* [What this task involves]: Using the data below, work out how many lines contain the word "door", then state that number without comment.

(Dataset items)
++++

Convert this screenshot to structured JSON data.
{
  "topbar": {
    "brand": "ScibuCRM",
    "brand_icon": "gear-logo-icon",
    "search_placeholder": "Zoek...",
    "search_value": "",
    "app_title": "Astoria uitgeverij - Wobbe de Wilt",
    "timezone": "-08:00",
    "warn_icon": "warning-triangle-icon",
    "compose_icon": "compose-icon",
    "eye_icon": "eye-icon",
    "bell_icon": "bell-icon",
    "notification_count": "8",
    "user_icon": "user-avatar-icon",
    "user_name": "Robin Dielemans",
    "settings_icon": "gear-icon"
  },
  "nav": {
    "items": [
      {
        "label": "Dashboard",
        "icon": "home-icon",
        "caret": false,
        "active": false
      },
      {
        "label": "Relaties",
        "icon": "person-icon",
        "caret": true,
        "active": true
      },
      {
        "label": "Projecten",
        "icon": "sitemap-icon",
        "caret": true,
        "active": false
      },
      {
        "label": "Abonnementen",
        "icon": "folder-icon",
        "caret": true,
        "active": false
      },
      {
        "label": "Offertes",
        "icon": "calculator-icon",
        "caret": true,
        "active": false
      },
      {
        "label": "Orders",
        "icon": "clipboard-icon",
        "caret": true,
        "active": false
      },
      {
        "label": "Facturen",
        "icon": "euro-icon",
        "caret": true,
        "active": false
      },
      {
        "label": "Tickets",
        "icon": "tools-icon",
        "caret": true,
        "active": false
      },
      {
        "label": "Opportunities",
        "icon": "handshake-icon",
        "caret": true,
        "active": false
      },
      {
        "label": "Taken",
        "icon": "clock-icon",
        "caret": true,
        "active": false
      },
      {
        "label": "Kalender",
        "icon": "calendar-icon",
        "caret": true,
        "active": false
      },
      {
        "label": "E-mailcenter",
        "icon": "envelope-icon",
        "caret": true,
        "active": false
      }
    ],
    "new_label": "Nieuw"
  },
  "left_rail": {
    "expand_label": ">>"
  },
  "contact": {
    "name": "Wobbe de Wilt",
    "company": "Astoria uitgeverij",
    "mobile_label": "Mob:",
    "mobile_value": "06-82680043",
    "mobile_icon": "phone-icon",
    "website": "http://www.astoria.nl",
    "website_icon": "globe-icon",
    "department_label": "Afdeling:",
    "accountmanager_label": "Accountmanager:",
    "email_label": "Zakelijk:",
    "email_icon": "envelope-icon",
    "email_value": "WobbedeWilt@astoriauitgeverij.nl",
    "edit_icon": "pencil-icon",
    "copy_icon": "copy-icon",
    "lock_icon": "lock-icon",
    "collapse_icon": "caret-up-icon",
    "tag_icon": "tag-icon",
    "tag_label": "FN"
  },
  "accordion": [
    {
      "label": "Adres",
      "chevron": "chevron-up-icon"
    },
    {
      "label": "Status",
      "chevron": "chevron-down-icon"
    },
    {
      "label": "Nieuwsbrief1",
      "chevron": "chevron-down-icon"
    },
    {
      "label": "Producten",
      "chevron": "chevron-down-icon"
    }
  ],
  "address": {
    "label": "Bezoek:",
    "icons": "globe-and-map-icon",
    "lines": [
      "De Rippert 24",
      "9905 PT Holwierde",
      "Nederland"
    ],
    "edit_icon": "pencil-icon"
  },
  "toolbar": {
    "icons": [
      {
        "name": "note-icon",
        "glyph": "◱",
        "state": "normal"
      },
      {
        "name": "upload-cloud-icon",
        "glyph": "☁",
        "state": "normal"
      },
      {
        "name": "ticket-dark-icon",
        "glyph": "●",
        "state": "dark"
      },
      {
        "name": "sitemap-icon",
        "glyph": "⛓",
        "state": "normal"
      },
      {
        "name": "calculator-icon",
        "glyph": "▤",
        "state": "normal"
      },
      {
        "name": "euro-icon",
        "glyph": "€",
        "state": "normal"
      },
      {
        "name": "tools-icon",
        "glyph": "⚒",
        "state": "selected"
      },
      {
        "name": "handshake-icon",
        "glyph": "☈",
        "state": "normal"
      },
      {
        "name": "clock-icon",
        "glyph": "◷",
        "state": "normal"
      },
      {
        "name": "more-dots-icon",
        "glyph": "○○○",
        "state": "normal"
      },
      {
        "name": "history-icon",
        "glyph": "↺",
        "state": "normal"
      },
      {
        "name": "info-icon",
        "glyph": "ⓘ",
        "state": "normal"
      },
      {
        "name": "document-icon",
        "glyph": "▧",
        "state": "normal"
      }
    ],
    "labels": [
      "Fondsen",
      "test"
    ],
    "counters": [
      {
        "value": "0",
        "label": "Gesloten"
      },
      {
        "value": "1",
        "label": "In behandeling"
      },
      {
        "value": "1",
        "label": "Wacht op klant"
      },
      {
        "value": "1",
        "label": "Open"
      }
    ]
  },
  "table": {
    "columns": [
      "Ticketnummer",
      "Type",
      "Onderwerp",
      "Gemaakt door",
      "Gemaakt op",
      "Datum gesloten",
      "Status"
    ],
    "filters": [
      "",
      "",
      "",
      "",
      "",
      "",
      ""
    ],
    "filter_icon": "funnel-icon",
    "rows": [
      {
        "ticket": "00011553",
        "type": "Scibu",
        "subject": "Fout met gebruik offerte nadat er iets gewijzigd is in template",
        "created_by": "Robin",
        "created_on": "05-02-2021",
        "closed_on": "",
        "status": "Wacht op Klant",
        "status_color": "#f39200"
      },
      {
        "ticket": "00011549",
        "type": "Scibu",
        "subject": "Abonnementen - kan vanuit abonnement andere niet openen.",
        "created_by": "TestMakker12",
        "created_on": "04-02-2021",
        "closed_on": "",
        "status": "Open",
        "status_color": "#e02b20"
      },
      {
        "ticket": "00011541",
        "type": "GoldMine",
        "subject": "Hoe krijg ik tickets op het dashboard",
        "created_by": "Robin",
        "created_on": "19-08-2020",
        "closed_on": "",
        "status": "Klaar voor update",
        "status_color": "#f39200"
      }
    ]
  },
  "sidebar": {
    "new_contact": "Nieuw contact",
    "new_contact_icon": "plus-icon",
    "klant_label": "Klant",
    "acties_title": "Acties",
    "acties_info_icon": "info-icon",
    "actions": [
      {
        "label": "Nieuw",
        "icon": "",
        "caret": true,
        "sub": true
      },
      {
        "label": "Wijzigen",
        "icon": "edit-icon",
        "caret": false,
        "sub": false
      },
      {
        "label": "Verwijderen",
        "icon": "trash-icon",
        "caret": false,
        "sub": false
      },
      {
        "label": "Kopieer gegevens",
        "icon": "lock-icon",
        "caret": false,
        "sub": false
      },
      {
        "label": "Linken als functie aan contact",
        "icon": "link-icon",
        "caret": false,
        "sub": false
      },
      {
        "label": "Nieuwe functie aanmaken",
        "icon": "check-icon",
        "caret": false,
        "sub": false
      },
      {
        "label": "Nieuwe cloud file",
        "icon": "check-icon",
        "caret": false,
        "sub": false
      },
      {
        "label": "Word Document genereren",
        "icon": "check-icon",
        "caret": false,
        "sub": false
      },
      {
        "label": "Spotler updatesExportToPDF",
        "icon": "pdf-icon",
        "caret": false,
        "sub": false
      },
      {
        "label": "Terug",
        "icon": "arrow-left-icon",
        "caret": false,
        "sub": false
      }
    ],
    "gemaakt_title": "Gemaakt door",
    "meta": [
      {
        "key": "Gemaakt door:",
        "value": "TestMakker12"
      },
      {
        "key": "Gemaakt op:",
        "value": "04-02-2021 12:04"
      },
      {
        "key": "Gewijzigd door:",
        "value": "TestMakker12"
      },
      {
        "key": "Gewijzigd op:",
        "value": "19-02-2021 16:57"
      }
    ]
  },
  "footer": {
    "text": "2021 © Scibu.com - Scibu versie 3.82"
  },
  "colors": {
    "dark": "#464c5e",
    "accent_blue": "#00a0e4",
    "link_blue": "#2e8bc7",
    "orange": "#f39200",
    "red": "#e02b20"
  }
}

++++

* [Reply]: 4